* PROBLEM STATEMENT:
Filter out all lines without the word "then" from the data below, please, and copy the rest.

MATERIAL PROVIDED START

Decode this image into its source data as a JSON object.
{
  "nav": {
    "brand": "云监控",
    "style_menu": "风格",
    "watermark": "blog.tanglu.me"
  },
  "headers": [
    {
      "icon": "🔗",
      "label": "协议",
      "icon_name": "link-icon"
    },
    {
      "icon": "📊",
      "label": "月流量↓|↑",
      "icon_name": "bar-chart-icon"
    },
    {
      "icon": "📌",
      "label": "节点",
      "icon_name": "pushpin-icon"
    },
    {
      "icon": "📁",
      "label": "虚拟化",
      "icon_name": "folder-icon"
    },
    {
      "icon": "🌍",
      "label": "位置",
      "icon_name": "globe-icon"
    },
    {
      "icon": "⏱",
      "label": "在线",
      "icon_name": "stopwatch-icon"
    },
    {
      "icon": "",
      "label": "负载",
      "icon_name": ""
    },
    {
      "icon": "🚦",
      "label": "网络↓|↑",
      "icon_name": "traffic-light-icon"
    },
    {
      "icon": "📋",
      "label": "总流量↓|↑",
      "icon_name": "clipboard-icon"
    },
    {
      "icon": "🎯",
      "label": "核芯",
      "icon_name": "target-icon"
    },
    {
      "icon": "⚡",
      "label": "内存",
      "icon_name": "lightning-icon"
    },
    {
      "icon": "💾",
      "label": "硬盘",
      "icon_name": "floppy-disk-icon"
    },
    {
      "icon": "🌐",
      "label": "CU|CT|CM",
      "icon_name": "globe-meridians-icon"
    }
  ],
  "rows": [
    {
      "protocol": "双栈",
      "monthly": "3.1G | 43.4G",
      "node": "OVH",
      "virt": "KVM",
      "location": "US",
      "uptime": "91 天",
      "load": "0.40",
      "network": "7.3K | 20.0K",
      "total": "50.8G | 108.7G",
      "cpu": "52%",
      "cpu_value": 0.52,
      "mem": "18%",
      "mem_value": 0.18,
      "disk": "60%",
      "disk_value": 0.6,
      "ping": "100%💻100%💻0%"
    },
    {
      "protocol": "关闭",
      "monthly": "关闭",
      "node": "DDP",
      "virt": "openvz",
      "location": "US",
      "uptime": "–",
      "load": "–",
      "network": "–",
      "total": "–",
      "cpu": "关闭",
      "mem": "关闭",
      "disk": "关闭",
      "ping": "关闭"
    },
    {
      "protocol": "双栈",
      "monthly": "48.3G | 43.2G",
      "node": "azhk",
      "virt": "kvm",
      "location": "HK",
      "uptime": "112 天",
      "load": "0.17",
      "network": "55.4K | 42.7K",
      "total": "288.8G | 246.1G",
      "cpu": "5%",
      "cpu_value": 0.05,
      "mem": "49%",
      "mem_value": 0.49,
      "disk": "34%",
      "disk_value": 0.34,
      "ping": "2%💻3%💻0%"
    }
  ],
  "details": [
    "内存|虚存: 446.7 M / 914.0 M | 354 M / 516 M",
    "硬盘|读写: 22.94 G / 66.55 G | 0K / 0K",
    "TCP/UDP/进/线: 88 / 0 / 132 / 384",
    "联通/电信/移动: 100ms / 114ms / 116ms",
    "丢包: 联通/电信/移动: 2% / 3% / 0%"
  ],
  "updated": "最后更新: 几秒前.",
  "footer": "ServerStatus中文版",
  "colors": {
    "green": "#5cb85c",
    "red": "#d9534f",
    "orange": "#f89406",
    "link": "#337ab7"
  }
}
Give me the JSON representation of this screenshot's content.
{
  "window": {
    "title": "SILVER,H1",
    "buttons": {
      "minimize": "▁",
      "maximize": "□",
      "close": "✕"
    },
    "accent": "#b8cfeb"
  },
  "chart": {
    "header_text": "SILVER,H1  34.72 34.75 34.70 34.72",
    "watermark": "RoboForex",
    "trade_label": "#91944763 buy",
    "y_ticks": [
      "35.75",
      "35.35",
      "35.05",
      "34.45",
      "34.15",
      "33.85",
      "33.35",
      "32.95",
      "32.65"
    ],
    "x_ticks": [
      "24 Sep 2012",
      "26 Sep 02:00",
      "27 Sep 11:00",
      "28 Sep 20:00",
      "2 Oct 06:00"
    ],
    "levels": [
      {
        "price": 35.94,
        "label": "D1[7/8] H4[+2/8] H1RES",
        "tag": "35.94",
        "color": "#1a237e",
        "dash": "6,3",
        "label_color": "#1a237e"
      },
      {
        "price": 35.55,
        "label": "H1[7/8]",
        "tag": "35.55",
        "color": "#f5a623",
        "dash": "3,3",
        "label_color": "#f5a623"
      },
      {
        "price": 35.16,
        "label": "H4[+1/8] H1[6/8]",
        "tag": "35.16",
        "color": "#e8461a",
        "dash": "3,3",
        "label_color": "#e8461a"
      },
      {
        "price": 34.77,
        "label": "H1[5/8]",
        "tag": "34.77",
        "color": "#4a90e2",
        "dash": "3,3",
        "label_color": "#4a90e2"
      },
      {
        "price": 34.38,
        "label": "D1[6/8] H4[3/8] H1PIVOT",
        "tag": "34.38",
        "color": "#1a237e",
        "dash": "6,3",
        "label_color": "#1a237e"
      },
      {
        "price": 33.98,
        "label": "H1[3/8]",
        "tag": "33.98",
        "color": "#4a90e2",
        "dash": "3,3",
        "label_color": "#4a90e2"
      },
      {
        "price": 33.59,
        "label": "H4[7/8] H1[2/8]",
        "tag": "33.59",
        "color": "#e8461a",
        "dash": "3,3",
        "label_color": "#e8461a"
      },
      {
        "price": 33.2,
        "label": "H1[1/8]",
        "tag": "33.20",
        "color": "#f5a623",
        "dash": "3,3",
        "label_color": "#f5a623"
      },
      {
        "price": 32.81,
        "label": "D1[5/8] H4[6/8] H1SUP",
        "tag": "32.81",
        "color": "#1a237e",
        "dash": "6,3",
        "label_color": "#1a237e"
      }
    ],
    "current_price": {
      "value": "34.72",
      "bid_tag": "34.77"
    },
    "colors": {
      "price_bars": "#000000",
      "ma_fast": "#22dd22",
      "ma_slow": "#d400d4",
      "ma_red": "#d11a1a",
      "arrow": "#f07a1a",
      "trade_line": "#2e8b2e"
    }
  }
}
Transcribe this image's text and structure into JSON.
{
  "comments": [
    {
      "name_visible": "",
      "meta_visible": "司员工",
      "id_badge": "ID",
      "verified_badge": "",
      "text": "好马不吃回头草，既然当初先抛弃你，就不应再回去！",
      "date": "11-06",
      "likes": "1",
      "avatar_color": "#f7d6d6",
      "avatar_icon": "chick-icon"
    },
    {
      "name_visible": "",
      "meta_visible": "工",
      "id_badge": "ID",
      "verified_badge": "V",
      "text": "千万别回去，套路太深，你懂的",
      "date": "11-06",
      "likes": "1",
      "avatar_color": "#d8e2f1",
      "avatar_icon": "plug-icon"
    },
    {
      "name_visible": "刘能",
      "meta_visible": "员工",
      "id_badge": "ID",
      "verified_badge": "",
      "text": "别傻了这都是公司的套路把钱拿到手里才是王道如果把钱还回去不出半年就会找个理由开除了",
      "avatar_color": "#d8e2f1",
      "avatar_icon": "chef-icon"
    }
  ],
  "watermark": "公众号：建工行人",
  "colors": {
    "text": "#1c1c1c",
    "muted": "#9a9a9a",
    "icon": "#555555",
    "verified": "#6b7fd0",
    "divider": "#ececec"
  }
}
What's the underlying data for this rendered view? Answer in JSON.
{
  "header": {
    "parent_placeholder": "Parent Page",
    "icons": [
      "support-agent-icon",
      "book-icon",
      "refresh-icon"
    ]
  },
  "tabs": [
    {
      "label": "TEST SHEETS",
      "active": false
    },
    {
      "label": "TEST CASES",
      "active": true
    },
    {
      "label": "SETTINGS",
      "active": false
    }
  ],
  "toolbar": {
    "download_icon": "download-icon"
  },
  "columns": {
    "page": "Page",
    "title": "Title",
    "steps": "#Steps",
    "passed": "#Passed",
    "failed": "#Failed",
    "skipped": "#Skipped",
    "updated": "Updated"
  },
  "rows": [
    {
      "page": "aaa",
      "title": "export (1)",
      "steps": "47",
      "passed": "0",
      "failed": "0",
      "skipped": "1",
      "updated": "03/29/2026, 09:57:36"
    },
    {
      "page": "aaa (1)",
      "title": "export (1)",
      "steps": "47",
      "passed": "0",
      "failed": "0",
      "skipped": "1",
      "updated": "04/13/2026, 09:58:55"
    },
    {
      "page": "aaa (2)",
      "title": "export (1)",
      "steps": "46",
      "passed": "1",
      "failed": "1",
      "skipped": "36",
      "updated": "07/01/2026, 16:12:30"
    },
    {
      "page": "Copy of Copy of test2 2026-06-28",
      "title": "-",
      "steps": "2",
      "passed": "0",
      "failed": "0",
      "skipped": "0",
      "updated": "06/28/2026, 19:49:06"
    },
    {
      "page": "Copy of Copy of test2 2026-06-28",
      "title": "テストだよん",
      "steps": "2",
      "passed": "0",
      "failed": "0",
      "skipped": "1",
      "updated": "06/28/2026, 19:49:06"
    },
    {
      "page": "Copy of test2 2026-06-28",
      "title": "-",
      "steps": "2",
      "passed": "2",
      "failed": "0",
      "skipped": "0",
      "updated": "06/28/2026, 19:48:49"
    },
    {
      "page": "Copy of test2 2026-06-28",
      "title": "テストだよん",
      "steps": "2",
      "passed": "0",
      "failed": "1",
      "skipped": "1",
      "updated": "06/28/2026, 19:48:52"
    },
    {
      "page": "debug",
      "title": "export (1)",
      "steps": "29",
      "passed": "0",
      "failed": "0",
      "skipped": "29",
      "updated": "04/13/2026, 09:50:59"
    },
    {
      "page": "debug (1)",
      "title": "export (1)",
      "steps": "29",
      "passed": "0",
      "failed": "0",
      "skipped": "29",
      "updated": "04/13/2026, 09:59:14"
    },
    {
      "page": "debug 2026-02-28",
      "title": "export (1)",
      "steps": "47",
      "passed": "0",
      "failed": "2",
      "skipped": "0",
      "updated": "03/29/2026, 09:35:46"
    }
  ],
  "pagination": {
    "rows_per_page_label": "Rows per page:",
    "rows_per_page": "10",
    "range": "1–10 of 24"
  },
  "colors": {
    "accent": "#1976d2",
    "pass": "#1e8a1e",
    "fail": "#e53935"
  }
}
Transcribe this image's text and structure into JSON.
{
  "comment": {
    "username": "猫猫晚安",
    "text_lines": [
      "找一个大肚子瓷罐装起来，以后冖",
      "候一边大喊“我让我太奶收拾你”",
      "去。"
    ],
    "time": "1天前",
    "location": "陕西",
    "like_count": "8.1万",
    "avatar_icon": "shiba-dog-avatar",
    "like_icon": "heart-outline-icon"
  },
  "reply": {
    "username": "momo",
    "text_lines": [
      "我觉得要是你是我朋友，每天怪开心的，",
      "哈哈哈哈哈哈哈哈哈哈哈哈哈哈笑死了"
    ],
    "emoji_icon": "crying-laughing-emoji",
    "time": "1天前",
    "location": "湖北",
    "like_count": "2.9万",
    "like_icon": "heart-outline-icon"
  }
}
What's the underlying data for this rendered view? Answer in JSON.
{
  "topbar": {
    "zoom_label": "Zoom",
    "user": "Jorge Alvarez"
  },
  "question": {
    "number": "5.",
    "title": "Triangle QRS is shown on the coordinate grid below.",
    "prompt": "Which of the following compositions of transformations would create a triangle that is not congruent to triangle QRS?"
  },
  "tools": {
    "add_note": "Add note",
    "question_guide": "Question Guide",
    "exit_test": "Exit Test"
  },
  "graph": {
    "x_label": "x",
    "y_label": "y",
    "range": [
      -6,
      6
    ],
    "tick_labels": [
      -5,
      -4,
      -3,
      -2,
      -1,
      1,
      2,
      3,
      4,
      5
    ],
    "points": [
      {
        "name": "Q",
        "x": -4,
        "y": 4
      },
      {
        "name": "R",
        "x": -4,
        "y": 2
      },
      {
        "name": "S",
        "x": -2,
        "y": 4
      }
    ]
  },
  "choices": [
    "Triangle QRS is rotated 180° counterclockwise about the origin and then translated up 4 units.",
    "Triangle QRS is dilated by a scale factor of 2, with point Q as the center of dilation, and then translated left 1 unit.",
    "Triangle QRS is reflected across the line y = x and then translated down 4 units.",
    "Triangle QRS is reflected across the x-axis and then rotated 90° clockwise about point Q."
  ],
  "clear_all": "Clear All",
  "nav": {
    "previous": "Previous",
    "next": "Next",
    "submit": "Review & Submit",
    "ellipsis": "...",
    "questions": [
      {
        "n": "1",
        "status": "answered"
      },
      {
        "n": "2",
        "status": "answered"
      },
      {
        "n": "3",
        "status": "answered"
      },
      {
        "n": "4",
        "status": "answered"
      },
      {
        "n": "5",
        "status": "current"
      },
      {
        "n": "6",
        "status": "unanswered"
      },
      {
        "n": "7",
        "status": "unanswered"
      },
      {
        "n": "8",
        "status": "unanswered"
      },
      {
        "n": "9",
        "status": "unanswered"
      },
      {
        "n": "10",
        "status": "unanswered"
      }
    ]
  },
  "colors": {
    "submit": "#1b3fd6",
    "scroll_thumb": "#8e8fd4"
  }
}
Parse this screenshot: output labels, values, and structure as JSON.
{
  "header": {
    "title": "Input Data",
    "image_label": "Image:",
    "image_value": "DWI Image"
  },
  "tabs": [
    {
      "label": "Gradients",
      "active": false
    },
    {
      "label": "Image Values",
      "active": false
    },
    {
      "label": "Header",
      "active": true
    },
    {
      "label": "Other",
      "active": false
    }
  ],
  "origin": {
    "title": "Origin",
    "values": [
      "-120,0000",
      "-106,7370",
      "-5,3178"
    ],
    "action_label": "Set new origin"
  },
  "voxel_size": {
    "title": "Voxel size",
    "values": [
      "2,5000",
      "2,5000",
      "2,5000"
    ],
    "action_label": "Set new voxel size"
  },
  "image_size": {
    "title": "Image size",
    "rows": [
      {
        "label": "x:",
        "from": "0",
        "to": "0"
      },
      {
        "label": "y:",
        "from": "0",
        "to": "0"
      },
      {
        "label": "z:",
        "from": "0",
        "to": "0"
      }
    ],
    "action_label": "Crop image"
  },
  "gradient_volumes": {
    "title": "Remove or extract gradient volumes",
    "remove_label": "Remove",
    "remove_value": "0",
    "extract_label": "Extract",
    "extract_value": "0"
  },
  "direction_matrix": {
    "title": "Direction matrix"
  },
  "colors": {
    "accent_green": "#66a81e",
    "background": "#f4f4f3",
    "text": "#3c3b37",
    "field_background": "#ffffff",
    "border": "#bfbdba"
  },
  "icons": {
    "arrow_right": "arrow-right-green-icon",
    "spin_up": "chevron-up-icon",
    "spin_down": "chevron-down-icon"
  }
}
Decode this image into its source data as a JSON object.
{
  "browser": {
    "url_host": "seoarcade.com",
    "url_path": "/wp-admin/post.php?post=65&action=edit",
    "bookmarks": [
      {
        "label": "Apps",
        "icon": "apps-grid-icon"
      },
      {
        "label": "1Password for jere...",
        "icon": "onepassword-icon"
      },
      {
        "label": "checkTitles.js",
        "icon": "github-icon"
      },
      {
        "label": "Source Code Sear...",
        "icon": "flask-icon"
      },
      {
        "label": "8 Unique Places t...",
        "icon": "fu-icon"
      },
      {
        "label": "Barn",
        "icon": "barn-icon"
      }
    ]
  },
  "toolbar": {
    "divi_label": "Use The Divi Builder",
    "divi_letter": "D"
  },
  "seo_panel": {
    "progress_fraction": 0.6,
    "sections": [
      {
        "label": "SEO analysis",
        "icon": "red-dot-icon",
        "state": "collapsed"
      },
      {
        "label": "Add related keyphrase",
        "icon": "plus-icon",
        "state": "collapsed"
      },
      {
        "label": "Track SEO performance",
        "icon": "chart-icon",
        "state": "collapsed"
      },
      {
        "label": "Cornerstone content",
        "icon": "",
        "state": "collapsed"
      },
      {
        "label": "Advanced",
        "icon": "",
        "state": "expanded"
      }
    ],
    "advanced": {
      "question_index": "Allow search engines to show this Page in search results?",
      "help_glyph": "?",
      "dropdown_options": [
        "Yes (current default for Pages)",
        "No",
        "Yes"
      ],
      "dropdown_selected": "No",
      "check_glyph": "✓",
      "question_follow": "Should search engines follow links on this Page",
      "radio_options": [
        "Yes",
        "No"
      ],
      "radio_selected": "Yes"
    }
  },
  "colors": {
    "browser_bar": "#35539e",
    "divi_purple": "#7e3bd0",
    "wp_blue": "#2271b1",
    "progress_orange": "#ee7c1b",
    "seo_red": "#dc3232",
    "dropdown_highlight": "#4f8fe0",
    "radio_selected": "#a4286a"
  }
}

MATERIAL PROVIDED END

* WRITTEN RESPONSE:
    "Triangle QRS is rotated 180° counterclockwise about the origin and then translated up 4 units.",
    "Triangle QRS is dilated by a scale factor of 2, with point Q as the center of dilation, and then translated left 1 unit.",
    "Triangle QRS is reflected across the line y = x and then translated down 4 units.",
    "Triangle QRS is reflected across the x-axis and then rotated 90° clockwise about point Q."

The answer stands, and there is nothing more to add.